Have I mentioned that I’m an introvert? One of the key characteristics of an introvert is that we have far, far more thoughts than what comes out of our mouths. A lot of times, I’m just not ready to speak. I might have 4 thoughts on the same topic and if I start speaking without organizing them, I’ll probably confuse myself, never mind the poor listener. Journaling helps me get my thoughts out of my swirling mind. When a topic is particularly complex, the only way to sort it out is to pick up the journal and simply start writing. I may write in circles – making the same point repeatedly with only slightly different angles. But writing it down helps me sort out my thoughts so that I can communicate in a cogent manner. 

4.) Emotional Intelligence

Emotional intelligence is the ability to recognize and exercise control over your emotions, which in turn helps you connect with others. Journaling has helped me in strides on this front by following a simple guide that I learned in college. I took a course on Personal Transformation, which was amazing. Among other techniques, I learned to break down interpretations of an event. I’ll use an example to illustrate. Let’s say I’m running late to work and on the commute, someone cuts me off in traffic.
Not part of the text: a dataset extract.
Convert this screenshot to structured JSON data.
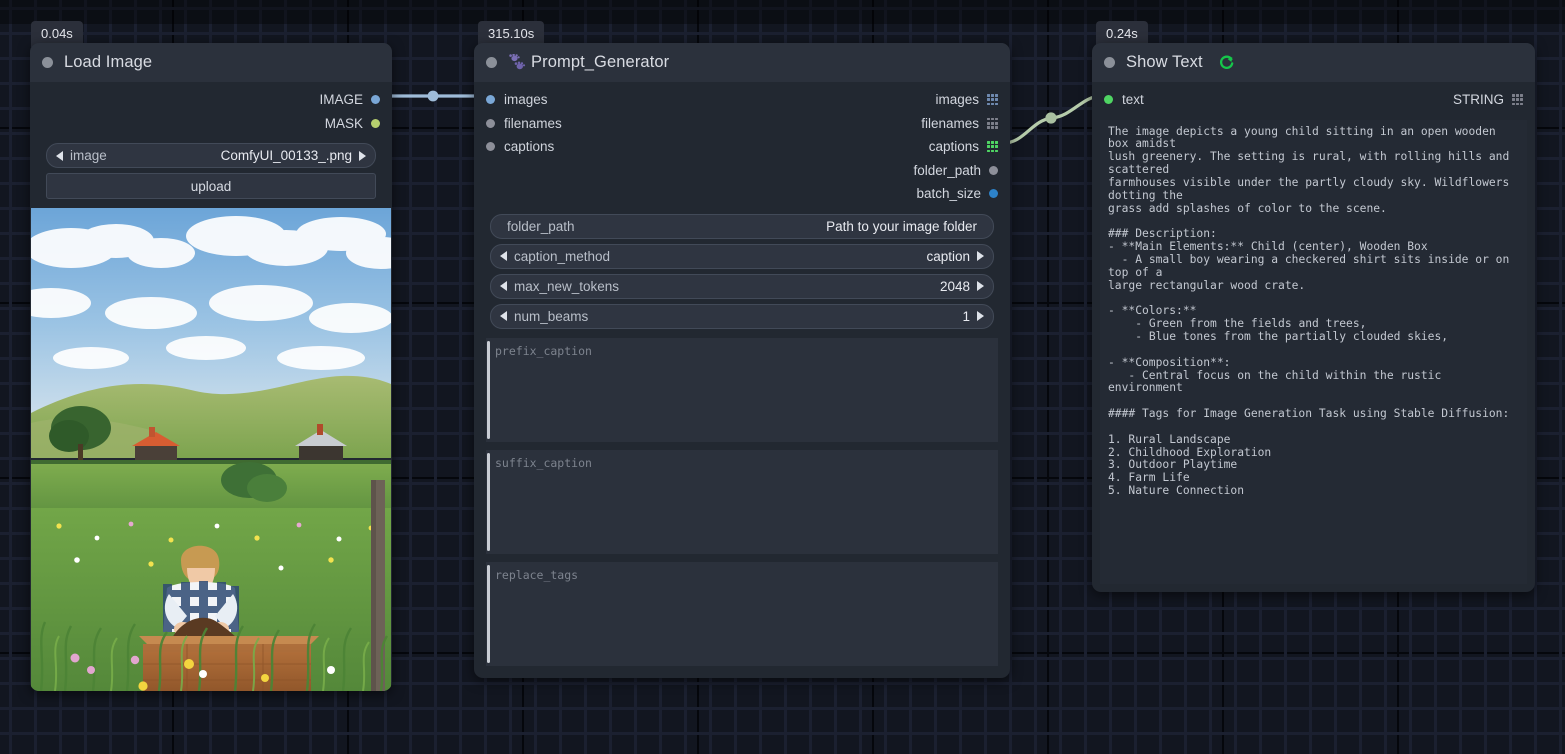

My brain might jump to a conclusion like, “She cut me off just to be a jerk because she could see I’m in a hurry.” In this class, we learned to separate what happened from our interpretations. What actually happened? A lady merged into traffic in front of me, maybe cutting it a little too close given local standards for traffic spacing. When I interpreted what happened, I assigned meaning to the event. She meant harm. She meant to do what she did to prove a point. When I journal about this event, I might rant and rave about it for a few sentences, but then I use the “what happened and what did I interpret” method to break it down. After journaling, I might realize that I created the tight space with my rushed driving. She might have thought she had ample time to pull into traffic had I been going with the flow of normal traffic. Or, maybe she was also in a hurry because she was on the way to the hospital to spend time with an ill child. I really can’t know what was going on with her and I may have had some input in the event. Over time, this practice has become like a muscle that I flex through journaling so that I’m able to process faster in real time, thus giving me more Emotional Intelligence.

5.) Mindfulness Step 1

I didn’t realize it, but when I started journaling on and off about 8 years ago during my divorce, I took my first steps toward a path of mindfulness. dictionary.com defines mindfulness as “a mental state achieved by focusing one’s awareness on the present moment, while calmly acknowledging and accepting one’s feelings, thoughts, and bodily sensations, used as a therapeutic technique.” I originally started journaling to sort out my thoughts and feelings during my divorce. I needed to address my concerns about the kids and money and the car and the laundry and the bills and the… you get the point. Through journaling, I was able to feel like I was doing something about my concerns. I could write them out to their logical conclusion and see that things would somehow be okay. I was learning to be present. It was a form of meditation for me. Having logged 300 pages in the last five years, I can easily say that journaling was a HUGE first step in my mindfulness journey. 

Getting Started

If these five benefits sound pretty awesome, there’s not really too much to getting started. You might start with a pen and paper. I personally use Pages on Apple products and simply password protect the file to help ensure that it doesn’t get opened or edited by others with whom I share devices. You can do the same with Google Docs and Microsoft products. Whatever you do, stick with it. You might not see the benefits on your first entry, but over time you’ll have your own top five list of benefits.